"I fail to understand where is Bob Novak? The man is as well hidden as Osama bin Laden as it relates to this matter. Has he been renditioned or just quietly hiding behind a convenient open book to the federal prosecutor and ultimately the White [House], to which he always support (Republican administration prerequisite). How does the author of the article, that is surrounded in legal and political debate, slip, slide away and others are expressed to the full-court-press of The Department of Justice? Judith Miller deserves considerable praise and support for a strong posture and dedication to professional ethics. Can we say the same for Mr. Novak?"

Slate's Tim Noah says a picture of Valerie Plame (sans sunglasses and head scarf) can be seen here | http://slate.msn.com/id/2122069/.
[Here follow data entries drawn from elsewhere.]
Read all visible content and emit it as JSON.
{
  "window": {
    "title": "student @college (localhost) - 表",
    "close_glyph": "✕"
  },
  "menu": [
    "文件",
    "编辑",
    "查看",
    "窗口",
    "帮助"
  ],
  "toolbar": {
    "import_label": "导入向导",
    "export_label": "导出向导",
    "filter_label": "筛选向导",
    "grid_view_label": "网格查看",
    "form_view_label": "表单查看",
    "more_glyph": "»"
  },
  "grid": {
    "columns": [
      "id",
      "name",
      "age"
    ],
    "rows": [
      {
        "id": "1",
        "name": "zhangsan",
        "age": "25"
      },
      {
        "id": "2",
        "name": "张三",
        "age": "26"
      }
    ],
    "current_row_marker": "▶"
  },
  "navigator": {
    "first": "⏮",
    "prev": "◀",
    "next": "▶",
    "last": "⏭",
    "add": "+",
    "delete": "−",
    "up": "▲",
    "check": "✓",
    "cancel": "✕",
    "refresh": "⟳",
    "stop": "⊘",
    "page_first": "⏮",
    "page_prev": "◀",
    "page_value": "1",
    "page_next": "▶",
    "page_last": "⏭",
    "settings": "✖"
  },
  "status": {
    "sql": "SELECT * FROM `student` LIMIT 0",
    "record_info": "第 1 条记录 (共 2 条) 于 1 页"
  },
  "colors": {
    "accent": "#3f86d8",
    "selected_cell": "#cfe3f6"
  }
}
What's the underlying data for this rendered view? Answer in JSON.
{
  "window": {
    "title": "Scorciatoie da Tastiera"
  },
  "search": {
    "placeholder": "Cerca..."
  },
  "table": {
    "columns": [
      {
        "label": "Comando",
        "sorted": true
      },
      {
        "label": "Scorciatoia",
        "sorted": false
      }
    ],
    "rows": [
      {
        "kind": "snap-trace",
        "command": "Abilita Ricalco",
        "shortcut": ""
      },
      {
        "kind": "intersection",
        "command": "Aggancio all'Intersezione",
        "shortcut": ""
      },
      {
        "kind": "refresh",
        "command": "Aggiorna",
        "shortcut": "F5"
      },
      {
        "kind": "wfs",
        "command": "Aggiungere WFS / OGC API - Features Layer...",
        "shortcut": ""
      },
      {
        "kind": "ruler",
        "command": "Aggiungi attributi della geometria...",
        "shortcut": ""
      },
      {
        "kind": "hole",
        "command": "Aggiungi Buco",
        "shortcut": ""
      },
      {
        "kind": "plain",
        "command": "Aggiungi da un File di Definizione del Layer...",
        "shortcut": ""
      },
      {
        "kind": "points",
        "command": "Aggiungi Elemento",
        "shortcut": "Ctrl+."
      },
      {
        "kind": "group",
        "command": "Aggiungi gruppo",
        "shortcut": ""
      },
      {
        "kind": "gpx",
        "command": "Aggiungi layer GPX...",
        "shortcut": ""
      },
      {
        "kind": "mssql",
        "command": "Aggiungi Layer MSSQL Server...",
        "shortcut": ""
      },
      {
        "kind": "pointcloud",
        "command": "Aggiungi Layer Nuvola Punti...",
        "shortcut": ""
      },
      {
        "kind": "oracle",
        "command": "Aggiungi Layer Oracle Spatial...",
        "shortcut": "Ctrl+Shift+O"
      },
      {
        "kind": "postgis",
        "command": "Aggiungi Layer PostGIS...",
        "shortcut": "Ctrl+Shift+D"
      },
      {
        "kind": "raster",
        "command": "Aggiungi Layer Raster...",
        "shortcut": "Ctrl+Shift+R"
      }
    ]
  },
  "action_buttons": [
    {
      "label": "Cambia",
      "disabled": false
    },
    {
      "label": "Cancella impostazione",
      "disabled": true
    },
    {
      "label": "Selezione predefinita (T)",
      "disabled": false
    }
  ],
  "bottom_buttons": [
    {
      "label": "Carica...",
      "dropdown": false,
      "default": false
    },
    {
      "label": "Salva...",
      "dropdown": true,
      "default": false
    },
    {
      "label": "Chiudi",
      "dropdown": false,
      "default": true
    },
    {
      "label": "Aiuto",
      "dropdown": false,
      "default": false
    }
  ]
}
In other news, you don't usually see Bush faulting his own side, but the Los Angeles Times | http://www.latimes.com/news/nationworld/nation/la-na-court7jul07,0,2458574.story?coll=la-home-headlines has him handing out bipartisan criticism:

"President Bush on Wednesday denounced advocacy groups on both the left and right that are trying to influence his choice of a Supreme Court nominee, and he insisted that he would not weigh candidates' views on specific issues.

"The president expressed exasperation as groups that supported his re-election lobbied aggressively for favorite candidates and tried to undercut others. With Bush indicating that the selection process might take weeks, the competition could become intense.

"In remarks to reporters in Denmark before he flew to Scotland for a summit of the leading industrialized nations, the president complained in particular about the denigration of Attorney General Alberto R. Gonzales by some conservative groups.

"Preparing for an anticipated fight in the Senate, the White House said that at Bush's request, former Sen. Fred Thompson would guide the eventual nominee through the confirmation process. In selecting Thompson, a Tennessee Republican and an actor -- he is a lawyer by training and portrays a district attorney on NBC's 'Law and Order' -- Bush has chosen a highly visible media star whose experience with politically sensitive Senate hearings goes back to his days as a senior Republican staff member on the Senate Watergate Committee more than 30 years ago."

Not to mention someone with star quality.